Growing Contentiousness of Judicial Confirmations
Until the late 20th century, most federal judicial nominees were confirmed by the Senate with relative ease. With the exception of a dip under President Gerald Ford, the percentage of confirmed candidates remained at 93 percent or higher from the early 1960s until the early 1990s. It dropped to 78 percent under President George H.W. Bush, and confirmations remained between 80 and 90 percent through the Obama administration. In addition, the time it takes for the Senate to vote on confirmation has increased.
In the past it was not uncommon for senators to filibuster during a nominee's confirmation. Filibustering is a legislative tactic to delay a vote. The escalating tension surrounding federal judicial confirmations has resulted in changes to rules for the filibuster. In 2013 Democratic senators became frustrated that Republican senators delayed votes on a number of judicial nominees. The Democrats changed the Senate rules for ending filibusters on nominees to a simple majority vote. The typical number of votes required for cloture, or ending debate, is a three-fifths majority. This new rule did not apply at the time to Supreme Court nominees, but in 2017 the Republican majority in the Senate extended the simple-majority filibuster rule to Supreme Court nominees. As a result, if a president's party controls the Senate, it is very likely that any judicial nominees will be confirmed—though if the majority is very narrow, that likelihood goes down.
One tradition that gave a greater voice to senators regarding vacancies in courts in their states weakened in the 2010s. Under a practice called senatorial courtesy, it was understood that judicial nominees had to meet the approval of senators from the state in which the judges will serve—particularly the senior senator. This long-standing practice is not found in the Constitution but was a Senate custom.
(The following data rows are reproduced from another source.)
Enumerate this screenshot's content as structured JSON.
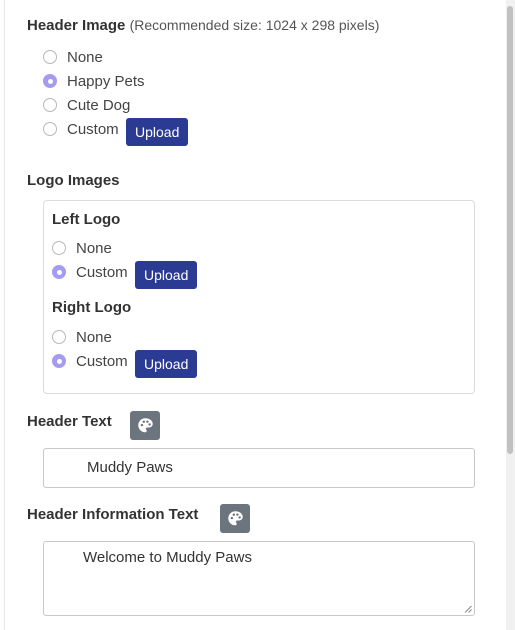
{
  "header_image": {
    "title": "Header Image",
    "hint": "(Recommended size: 1024 x 298 pixels)",
    "options": [
      {
        "label": "None",
        "checked": false
      },
      {
        "label": "Happy Pets",
        "checked": true
      },
      {
        "label": "Cute Dog",
        "checked": false
      },
      {
        "label": "Custom",
        "checked": false
      }
    ],
    "upload_label": "Upload"
  },
  "logo_images": {
    "title": "Logo Images",
    "left_logo": {
      "title": "Left Logo",
      "options": [
        {
          "label": "None",
          "checked": false
        },
        {
          "label": "Custom",
          "checked": true
        }
      ],
      "upload_label": "Upload"
    },
    "right_logo": {
      "title": "Right Logo",
      "options": [
        {
          "label": "None",
          "checked": false
        },
        {
          "label": "Custom",
          "checked": true
        }
      ],
      "upload_label": "Upload"
    }
  },
  "header_text": {
    "title": "Header Text",
    "value": "Muddy Paws",
    "icon": "palette-icon"
  },
  "header_info_text": {
    "title": "Header Information Text",
    "value": "Welcome to Muddy Paws",
    "icon": "palette-icon"
  },
  "colors": {
    "accent_radio": "#a59cf0",
    "upload_button": "#2b3a93",
    "palette_button": "#6c757d"
  }
}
The tradition enabled senators from the party opposing the president to exercise an effective veto on that president's nominees, though the Senate also had a tradition of largely granting a president the right to exercise the appointment power unless a nominee's background raised serious questions of character or competence. In the increasing partisanship of politics in the 21st century, that cross-partisan cooperation collapsed, and senators used senatorial courtesy to hold up judicial nominees. In the 2010s, then, both parties abandoned the practice. In 2013 Democrats in control of the Senate jettisoned senatorial courtesy regarding lower court judicial nominees. In 2017 Republicans in control of the Senate moved away from the practice for Supreme Court nominees.